■ **Task goal**: In your copy, reproduce each entry exactly and include no picture.

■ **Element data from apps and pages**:
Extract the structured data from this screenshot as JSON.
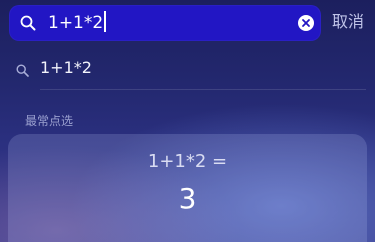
{
  "search": {
    "query": "1+1*2",
    "search_icon": "search-icon",
    "clear_icon": "clear-icon"
  },
  "cancel_label": "取消",
  "suggestion": {
    "icon": "search-icon",
    "text": "1+1*2"
  },
  "section": {
    "title": "最常点选"
  },
  "result": {
    "expression": "1+1*2 =",
    "value": "3"
  },
  "colors": {
    "search_bar_bg": "#2216c4",
    "cancel_text": "#bfc3e8",
    "section_text": "#9aa0cf"
  }
}
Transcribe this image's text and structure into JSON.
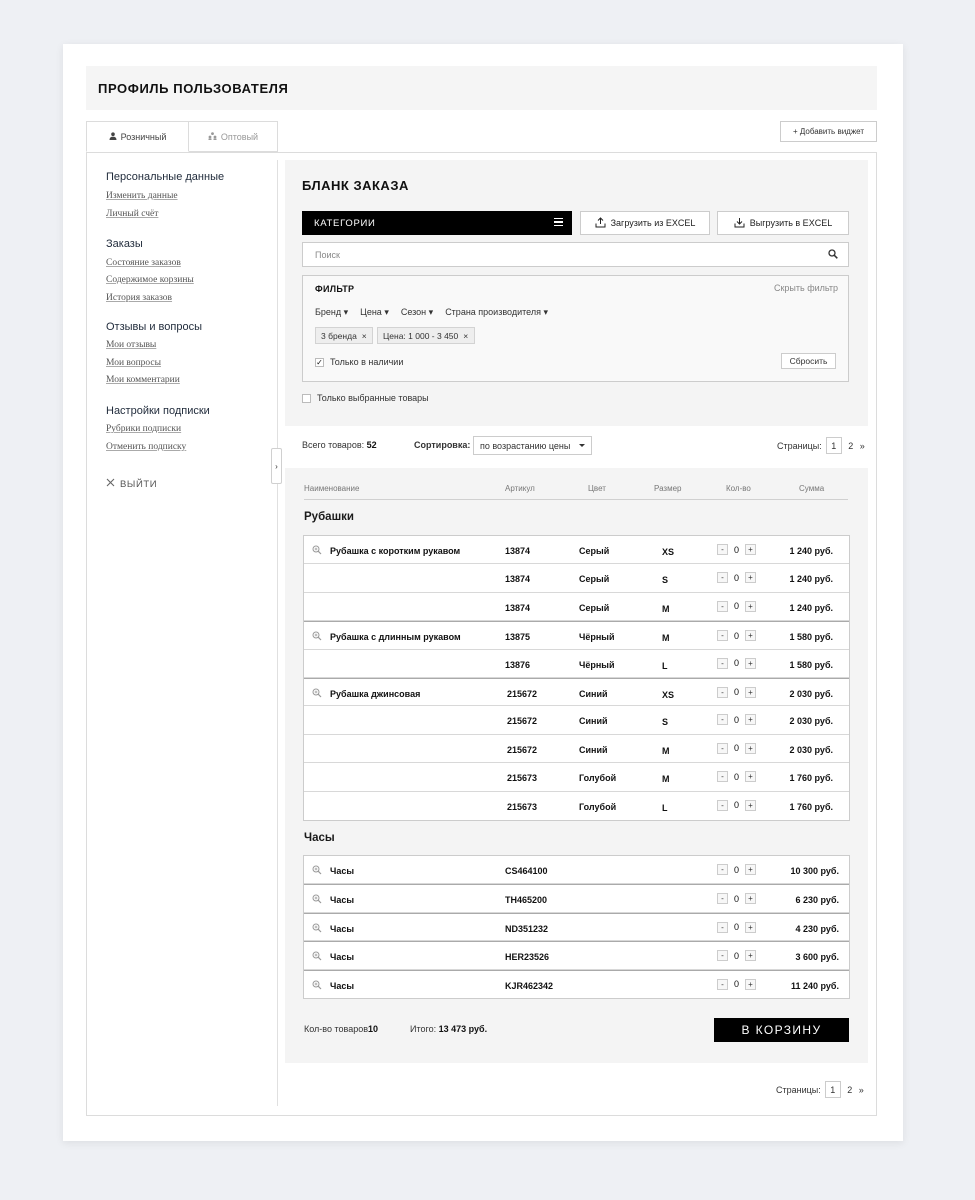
{
  "header": {
    "title": "ПРОФИЛЬ ПОЛЬЗОВАТЕЛЯ"
  },
  "tabs": [
    {
      "label": "Розничный",
      "icon": "person-icon"
    },
    {
      "label": "Оптовый",
      "icon": "group-icon"
    }
  ],
  "add_widget": "+ Добавить виджет",
  "sidebar": {
    "sections": [
      {
        "title": "Персональные данные",
        "links": [
          "Изменить данные",
          "Личный счёт"
        ]
      },
      {
        "title": "Заказы",
        "links": [
          "Состояние заказов",
          "Содержимое корзины",
          "История заказов"
        ]
      },
      {
        "title": "Отзывы и вопросы",
        "links": [
          "Мои отзывы",
          "Мои вопросы",
          "Мои комментарии"
        ]
      },
      {
        "title": "Настройки подписки",
        "links": [
          "Рубрики подписки",
          "Отменить подписку"
        ]
      }
    ],
    "logout": "ВЫЙТИ"
  },
  "order": {
    "title": "БЛАНК ЗАКАЗА",
    "categories": "КАТЕГОРИИ",
    "upload_excel": "Загрузить из EXCEL",
    "download_excel": "Выгрузить в EXCEL",
    "search_placeholder": "Поиск",
    "filter": {
      "title": "ФИЛЬТР",
      "hide": "Скрыть фильтр",
      "options": [
        "Бренд",
        "Цена",
        "Сезон",
        "Страна производителя"
      ],
      "chips": [
        "3 бренда",
        "Цена: 1 000 - 3 450"
      ],
      "in_stock": "Только в наличии",
      "reset": "Сбросить"
    },
    "only_selected": "Только выбранные товары",
    "total_label": "Всего товаров:",
    "total_value": "52",
    "sort_label": "Сортировка:",
    "sort_value": "по возрастанию цены",
    "pages_label": "Страницы:",
    "pages": [
      "1",
      "2"
    ],
    "next": "»"
  },
  "table": {
    "headers": [
      "Наименование",
      "Артикул",
      "Цвет",
      "Размер",
      "Кол-во",
      "Сумма"
    ],
    "groups": [
      {
        "title": "Рубашки",
        "rows": [
          {
            "name": "Рубашка с коротким рукавом",
            "sku": "13874",
            "color": "Серый",
            "size": "XS",
            "qty": "0",
            "sum": "1 240 руб."
          },
          {
            "name": "",
            "sku": "13874",
            "color": "Серый",
            "size": "S",
            "qty": "0",
            "sum": "1 240 руб."
          },
          {
            "name": "",
            "sku": "13874",
            "color": "Серый",
            "size": "M",
            "qty": "0",
            "sum": "1 240 руб."
          },
          {
            "name": "Рубашка с длинным рукавом",
            "sku": "13875",
            "color": "Чёрный",
            "size": "M",
            "qty": "0",
            "sum": "1 580 руб."
          },
          {
            "name": "",
            "sku": "13876",
            "color": "Чёрный",
            "size": "L",
            "qty": "0",
            "sum": "1 580 руб."
          },
          {
            "name": "Рубашка джинсовая",
            "sku": "215672",
            "color": "Синий",
            "size": "XS",
            "qty": "0",
            "sum": "2 030 руб."
          },
          {
            "name": "",
            "sku": "215672",
            "color": "Синий",
            "size": "S",
            "qty": "0",
            "sum": "2 030 руб."
          },
          {
            "name": "",
            "sku": "215672",
            "color": "Синий",
            "size": "M",
            "qty": "0",
            "sum": "2 030 руб."
          },
          {
            "name": "",
            "sku": "215673",
            "color": "Голубой",
            "size": "M",
            "qty": "0",
            "sum": "1 760 руб."
          },
          {
            "name": "",
            "sku": "215673",
            "color": "Голубой",
            "size": "L",
            "qty": "0",
            "sum": "1 760 руб."
          }
        ]
      },
      {
        "title": "Часы",
        "rows": [
          {
            "name": "Часы",
            "sku": "CS464100",
            "color": "",
            "size": "",
            "qty": "0",
            "sum": "10 300 руб."
          },
          {
            "name": "Часы",
            "sku": "TH465200",
            "color": "",
            "size": "",
            "qty": "0",
            "sum": "6 230 руб."
          },
          {
            "name": "Часы",
            "sku": "ND351232",
            "color": "",
            "size": "",
            "qty": "0",
            "sum": "4 230 руб."
          },
          {
            "name": "Часы",
            "sku": "HER23526",
            "color": "",
            "size": "",
            "qty": "0",
            "sum": "3 600 руб."
          },
          {
            "name": "Часы",
            "sku": "KJR462342",
            "color": "",
            "size": "",
            "qty": "0",
            "sum": "11 240 руб."
          }
        ]
      }
    ]
  },
  "footer": {
    "qty_label": "Кол-во товаров",
    "qty_value": "10",
    "total_label": "Итого:",
    "total_value": "13 473 руб.",
    "cart_button": "В КОРЗИНУ"
  }
}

■ **Written answer**:
Extract the structured data from this screenshot as JSON.
{
  "search": {
    "query": "1+1*2",
    "search_icon": "search-icon",
    "clear_icon": "clear-icon"
  },
  "cancel_label": "取消",
  "suggestion": {
    "icon": "search-icon",
    "text": "1+1*2"
  },
  "section": {
    "title": "最常点选"
  },
  "result": {
    "expression": "1+1*2 =",
    "value": "3"
  },
  "colors": {
    "search_bar_bg": "#2216c4",
    "cancel_text": "#bfc3e8",
    "section_text": "#9aa0cf"
  }
}
Transcribe this image's text and structure into JSON.
{
  "header": {
    "title": "ПРОФИЛЬ ПОЛЬЗОВАТЕЛЯ"
  },
  "tabs": [
    {
      "label": "Розничный",
      "icon": "person-icon"
    },
    {
      "label": "Оптовый",
      "icon": "group-icon"
    }
  ],
  "add_widget": "+ Добавить виджет",
  "sidebar": {
    "sections": [
      {
        "title": "Персональные данные",
        "links": [
          "Изменить данные",
          "Личный счёт"
        ]
      },
      {
        "title": "Заказы",
        "links": [
          "Состояние заказов",
          "Содержимое корзины",
          "История заказов"
        ]
      },
      {
        "title": "Отзывы и вопросы",
        "links": [
          "Мои отзывы",
          "Мои вопросы",
          "Мои комментарии"
        ]
      },
      {
        "title": "Настройки подписки",
        "links": [
          "Рубрики подписки",
          "Отменить подписку"
        ]
      }
    ],
    "logout": "ВЫЙТИ"
  },
  "order": {
    "title": "БЛАНК ЗАКАЗА",
    "categories": "КАТЕГОРИИ",
    "upload_excel": "Загрузить из EXCEL",
    "download_excel": "Выгрузить в EXCEL",
    "search_placeholder": "Поиск",
    "filter": {
      "title": "ФИЛЬТР",
      "hide": "Скрыть фильтр",
      "options": [
        "Бренд",
        "Цена",
        "Сезон",
        "Страна производителя"
      ],
      "chips": [
        "3 бренда",
        "Цена: 1 000 - 3 450"
      ],
      "in_stock": "Только в наличии",
      "reset": "Сбросить"
    },
    "only_selected": "Только выбранные товары",
    "total_label": "Всего товаров:",
    "total_value": "52",
    "sort_label": "Сортировка:",
    "sort_value": "по возрастанию цены",
    "pages_label": "Страницы:",
    "pages": [
      "1",
      "2"
    ],
    "next": "»"
  },
  "table": {
    "headers": [
      "Наименование",
      "Артикул",
      "Цвет",
      "Размер",
      "Кол-во",
      "Сумма"
    ],
    "groups": [
      {
        "title": "Рубашки",
        "rows": [
          {
            "name": "Рубашка с коротким рукавом",
            "sku": "13874",
            "color": "Серый",
            "size": "XS",
            "qty": "0",
            "sum": "1 240 руб."
          },
          {
            "name": "",
            "sku": "13874",
            "color": "Серый",
            "size": "S",
            "qty": "0",
            "sum": "1 240 руб."
          },
          {
            "name": "",
            "sku": "13874",
            "color": "Серый",
            "size": "M",
            "qty": "0",
            "sum": "1 240 руб."
          },
          {
            "name": "Рубашка с длинным рукавом",
            "sku": "13875",
            "color": "Чёрный",
            "size": "M",
            "qty": "0",
            "sum": "1 580 руб."
          },
          {
            "name": "",
            "sku": "13876",
            "color": "Чёрный",
            "size": "L",
            "qty": "0",
            "sum": "1 580 руб."
          },
          {
            "name": "Рубашка джинсовая",
            "sku": "215672",
            "color": "Синий",
            "size": "XS",
            "qty": "0",
            "sum": "2 030 руб."
          },
          {
            "name": "",
            "sku": "215672",
            "color": "Синий",
            "size": "S",
            "qty": "0",
            "sum": "2 030 руб."
          },
          {
            "name": "",
            "sku": "215672",
            "color": "Синий",
            "size": "M",
            "qty": "0",
            "sum": "2 030 руб."
          },
          {
            "name": "",
            "sku": "215673",
            "color": "Голубой",
            "size": "M",
            "qty": "0",
            "sum": "1 760 руб."
          },
          {
            "name": "",
            "sku": "215673",
            "color": "Голубой",
            "size": "L",
            "qty": "0",
            "sum": "1 760 руб."
          }
        ]
      },
      {
        "title": "Часы",
        "rows": [
          {
            "name": "Часы",
            "sku": "CS464100",
            "color": "",
            "size": "",
            "qty": "0",
            "sum": "10 300 руб."
          },
          {
            "name": "Часы",
            "sku": "TH465200",
            "color": "",
            "size": "",
            "qty": "0",
            "sum": "6 230 руб."
          },
          {
            "name": "Часы",
            "sku": "ND351232",
            "color": "",
            "size": "",
            "qty": "0",
            "sum": "4 230 руб."
          },
          {
            "name": "Часы",
            "sku": "HER23526",
            "color": "",
            "size": "",
            "qty": "0",
            "sum": "3 600 руб."
          },
          {
            "name": "Часы",
            "sku": "KJR462342",
            "color": "",
            "size": "",
            "qty": "0",
            "sum": "11 240 руб."
          }
        ]
      }
    ]
  },
  "footer": {
    "qty_label": "Кол-во товаров",
    "qty_value": "10",
    "total_label": "Итого:",
    "total_value": "13 473 руб.",
    "cart_button": "В КОРЗИНУ"
  }
}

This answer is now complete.